Auschwitz Photo Credit: Reuters/Channel 2 News
During Passover, we as Jews celebrate being freed from slavery. I am so blessed to know my host grandmother, Shoshana, whose daughter and son-in-law were my host family when I was a lone soldier in the IDF. Shoshana, whose German name is Sonja, grew up in Berlin and fled the Nazis at the age of 14 without her family. For the remainder of the Holocaust, she lived with a group of Jewish teenagers who had also fled from the Nazis in Yugoslavia and Italy. One of her friends from the group made Shoshana a diary in which she wrote nearly every day from 1941 until she made Aliyah. The diary is still in her possession today.
Her diary was published by a German journalist, who took upon himself the task of researching everyone Shoshana wrote about. The title of the book in German translates to “Sonja’s Diary.” 14-year-old Sonja’s writing is so raw and emotional, giving new insight into the daily life of a young girl during the Holocaust. In her journal, she did not write much about politics, but rather about her feelings, which did in fact reflect the political situation. She writes while crying that she has no shoes: she must work barefoot. She writes about missing her mother, brother and the rest of her family and how she is scared she will never see them again. She impatiently waits for letters from them, which are her only way of knowing if they are alive. Every day that passes without a letter becomes more and more unbearable.
As I sat next to Savta Shoshana, looking at her worn diary and pictures of her family, she seemed happy; as if her lost family was there with her. She wanted someone to listen to her story and I was more than grateful for her to tell me. She told me how she clearly remembers Kristallnacht: how the Germans broke all Jewish store shop windows, broke into synagogues, took the holy books and burned them in a pile. She remembers her father being taken away.
Last Passover, I was lucky enough to spend the holiday with Savta Shoshana: a beautiful and incredibly brave woman who knows the true meaning of freedom. She and her late husband, also a Holocaust survivor, defeated all odds by creating a tribe of four children, twelve grandchildren and twelve great-grandchildren.

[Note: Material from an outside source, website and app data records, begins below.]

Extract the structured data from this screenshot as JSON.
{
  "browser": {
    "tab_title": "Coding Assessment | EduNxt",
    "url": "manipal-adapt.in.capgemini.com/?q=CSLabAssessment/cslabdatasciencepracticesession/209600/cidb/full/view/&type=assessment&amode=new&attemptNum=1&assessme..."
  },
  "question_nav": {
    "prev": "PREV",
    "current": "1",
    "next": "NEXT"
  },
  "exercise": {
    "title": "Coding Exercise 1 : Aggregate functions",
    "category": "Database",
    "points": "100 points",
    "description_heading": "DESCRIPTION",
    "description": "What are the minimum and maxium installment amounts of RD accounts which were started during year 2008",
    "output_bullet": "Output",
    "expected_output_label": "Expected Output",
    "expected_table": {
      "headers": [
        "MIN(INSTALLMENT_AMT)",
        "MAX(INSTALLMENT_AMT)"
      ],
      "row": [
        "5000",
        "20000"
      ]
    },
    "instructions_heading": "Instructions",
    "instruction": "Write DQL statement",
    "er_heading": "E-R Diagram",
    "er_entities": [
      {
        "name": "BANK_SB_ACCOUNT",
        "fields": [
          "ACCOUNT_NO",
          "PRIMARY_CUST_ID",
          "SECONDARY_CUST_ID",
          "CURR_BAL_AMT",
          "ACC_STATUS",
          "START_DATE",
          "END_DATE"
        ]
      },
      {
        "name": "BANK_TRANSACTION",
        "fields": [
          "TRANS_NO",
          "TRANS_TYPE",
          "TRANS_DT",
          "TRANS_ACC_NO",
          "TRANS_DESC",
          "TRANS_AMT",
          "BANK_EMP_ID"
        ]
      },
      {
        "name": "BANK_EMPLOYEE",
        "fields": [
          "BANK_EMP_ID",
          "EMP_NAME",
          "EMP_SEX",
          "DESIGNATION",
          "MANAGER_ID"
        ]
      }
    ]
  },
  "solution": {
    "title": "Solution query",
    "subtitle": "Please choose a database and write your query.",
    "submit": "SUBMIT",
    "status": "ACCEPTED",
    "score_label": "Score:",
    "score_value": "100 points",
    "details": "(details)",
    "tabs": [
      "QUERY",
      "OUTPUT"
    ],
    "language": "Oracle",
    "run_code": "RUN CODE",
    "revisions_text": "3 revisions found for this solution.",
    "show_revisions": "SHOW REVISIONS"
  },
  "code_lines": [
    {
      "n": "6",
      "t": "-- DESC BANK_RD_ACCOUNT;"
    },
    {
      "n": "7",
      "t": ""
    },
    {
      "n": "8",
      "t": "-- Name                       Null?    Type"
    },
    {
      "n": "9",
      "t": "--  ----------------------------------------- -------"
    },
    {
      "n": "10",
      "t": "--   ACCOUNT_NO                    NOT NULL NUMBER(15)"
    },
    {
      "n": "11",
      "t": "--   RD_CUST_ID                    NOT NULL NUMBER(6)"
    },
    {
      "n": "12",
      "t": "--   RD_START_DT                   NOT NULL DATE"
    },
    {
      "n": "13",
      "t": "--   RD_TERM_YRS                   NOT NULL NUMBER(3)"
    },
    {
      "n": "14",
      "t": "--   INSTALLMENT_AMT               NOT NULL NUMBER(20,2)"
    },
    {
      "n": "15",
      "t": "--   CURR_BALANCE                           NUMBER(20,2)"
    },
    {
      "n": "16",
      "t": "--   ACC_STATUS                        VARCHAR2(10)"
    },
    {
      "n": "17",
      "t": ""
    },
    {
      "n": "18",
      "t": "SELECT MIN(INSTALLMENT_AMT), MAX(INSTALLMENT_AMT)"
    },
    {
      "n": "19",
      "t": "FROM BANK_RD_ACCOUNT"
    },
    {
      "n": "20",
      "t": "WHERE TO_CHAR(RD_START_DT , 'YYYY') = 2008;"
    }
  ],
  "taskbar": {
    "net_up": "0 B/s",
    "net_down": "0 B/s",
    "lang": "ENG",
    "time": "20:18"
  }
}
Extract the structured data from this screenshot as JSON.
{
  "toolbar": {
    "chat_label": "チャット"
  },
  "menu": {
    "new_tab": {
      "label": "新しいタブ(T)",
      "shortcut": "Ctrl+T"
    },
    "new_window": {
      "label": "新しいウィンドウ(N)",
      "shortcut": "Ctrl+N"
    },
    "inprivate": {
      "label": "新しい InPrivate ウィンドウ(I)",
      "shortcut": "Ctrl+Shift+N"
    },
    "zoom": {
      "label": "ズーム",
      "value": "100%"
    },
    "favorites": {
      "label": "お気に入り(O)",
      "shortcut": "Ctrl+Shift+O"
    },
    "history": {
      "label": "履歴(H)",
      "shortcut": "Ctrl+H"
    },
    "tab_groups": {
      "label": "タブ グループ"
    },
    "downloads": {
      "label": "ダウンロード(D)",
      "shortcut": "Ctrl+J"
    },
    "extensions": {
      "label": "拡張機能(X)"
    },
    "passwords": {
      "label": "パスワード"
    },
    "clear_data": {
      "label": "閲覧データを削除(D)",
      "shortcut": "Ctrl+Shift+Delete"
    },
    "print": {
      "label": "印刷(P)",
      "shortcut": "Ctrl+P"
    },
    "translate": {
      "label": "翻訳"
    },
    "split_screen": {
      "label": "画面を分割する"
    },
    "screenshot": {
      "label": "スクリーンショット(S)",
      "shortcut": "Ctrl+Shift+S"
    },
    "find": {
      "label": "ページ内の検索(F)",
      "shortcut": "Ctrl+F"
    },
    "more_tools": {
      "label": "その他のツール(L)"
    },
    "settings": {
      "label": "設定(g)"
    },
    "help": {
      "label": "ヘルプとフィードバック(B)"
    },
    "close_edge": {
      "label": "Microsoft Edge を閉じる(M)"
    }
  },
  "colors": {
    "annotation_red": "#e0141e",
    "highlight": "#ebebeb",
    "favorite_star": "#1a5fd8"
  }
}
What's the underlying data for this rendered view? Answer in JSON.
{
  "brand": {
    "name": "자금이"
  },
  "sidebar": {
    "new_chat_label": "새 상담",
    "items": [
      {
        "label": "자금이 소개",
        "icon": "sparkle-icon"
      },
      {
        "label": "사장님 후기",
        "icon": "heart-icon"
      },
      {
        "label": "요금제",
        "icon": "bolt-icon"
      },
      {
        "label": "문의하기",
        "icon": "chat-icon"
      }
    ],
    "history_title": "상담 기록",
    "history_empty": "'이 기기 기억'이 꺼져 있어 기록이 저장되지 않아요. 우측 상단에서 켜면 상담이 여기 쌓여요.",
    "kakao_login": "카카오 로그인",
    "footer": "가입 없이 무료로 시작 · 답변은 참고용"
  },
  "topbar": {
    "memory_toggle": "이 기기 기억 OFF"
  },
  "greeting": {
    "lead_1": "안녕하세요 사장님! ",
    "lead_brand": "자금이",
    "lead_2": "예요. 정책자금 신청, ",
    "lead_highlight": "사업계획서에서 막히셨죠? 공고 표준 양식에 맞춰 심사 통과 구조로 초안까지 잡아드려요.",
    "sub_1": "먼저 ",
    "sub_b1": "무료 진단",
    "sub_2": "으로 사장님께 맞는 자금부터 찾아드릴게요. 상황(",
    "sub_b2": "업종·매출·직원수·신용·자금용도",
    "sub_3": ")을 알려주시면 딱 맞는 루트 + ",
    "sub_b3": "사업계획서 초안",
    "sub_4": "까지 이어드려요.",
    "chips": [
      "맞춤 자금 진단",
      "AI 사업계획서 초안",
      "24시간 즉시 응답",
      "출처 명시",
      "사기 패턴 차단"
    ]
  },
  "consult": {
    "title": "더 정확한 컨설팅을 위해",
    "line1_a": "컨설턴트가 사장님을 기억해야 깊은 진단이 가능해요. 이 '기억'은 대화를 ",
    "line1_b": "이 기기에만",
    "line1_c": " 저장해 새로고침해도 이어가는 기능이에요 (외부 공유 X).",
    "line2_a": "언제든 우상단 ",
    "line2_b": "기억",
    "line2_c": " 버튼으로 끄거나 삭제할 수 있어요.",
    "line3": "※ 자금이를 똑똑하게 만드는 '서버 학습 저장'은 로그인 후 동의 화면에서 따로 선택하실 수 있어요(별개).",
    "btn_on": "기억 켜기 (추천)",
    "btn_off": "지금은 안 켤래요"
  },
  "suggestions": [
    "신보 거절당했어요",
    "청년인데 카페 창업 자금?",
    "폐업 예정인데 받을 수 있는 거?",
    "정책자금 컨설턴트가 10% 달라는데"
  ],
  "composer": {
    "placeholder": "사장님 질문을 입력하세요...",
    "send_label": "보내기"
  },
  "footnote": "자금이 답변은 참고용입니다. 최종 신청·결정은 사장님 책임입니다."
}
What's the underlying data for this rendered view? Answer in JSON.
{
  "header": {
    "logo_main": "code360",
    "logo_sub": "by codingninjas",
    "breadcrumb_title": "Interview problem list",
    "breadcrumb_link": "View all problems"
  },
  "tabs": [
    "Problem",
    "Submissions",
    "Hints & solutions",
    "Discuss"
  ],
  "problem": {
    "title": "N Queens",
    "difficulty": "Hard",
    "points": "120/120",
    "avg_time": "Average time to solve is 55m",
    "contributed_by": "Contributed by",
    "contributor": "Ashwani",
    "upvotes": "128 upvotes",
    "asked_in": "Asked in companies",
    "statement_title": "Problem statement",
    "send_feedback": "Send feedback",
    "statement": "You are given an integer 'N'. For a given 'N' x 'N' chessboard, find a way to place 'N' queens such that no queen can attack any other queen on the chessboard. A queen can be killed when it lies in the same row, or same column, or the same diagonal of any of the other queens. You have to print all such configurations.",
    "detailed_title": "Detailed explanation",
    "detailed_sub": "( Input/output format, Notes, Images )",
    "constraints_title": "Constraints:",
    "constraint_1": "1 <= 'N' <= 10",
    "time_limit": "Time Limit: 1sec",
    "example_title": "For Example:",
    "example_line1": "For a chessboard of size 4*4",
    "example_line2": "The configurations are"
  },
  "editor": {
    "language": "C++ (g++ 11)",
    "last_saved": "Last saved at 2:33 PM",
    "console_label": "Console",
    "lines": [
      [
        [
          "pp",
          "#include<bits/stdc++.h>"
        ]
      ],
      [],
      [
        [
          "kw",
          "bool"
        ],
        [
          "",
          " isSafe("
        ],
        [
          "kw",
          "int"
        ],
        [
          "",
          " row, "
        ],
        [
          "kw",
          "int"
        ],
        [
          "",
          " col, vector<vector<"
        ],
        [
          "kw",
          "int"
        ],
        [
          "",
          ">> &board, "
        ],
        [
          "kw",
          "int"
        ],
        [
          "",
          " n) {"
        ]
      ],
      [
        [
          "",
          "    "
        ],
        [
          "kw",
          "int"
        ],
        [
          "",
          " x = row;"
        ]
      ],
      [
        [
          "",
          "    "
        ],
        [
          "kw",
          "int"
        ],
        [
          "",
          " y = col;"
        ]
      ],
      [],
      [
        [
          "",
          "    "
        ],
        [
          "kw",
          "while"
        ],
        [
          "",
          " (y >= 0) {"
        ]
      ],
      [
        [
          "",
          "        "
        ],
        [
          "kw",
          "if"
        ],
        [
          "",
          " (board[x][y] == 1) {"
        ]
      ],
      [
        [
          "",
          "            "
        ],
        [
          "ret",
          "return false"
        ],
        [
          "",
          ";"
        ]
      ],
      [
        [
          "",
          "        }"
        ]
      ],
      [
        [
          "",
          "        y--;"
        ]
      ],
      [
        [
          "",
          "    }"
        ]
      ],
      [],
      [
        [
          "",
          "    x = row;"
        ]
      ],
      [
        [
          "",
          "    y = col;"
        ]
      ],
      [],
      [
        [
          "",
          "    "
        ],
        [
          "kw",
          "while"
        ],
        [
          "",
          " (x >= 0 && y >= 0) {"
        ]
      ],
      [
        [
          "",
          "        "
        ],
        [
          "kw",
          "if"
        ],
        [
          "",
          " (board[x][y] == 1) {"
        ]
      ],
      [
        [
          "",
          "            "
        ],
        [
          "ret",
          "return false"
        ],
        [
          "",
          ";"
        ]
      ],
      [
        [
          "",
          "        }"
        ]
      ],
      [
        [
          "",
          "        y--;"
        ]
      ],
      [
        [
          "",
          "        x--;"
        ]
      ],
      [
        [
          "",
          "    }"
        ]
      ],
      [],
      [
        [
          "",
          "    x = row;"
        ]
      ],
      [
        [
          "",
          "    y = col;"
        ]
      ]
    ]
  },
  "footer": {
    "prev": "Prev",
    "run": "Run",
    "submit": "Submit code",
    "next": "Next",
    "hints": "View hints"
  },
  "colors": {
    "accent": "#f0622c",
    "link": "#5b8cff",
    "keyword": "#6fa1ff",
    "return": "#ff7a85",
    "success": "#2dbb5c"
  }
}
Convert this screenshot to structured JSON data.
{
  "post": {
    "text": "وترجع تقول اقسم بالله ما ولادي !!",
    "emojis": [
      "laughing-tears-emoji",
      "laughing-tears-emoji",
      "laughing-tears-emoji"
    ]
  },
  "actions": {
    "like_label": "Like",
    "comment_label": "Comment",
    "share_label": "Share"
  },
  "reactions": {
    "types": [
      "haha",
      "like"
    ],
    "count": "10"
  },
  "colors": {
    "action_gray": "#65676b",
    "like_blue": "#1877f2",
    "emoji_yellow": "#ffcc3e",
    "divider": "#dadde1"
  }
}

May everyone this Passover remember what Jewish freedom is truly about. May everyone be thankful for all that they have.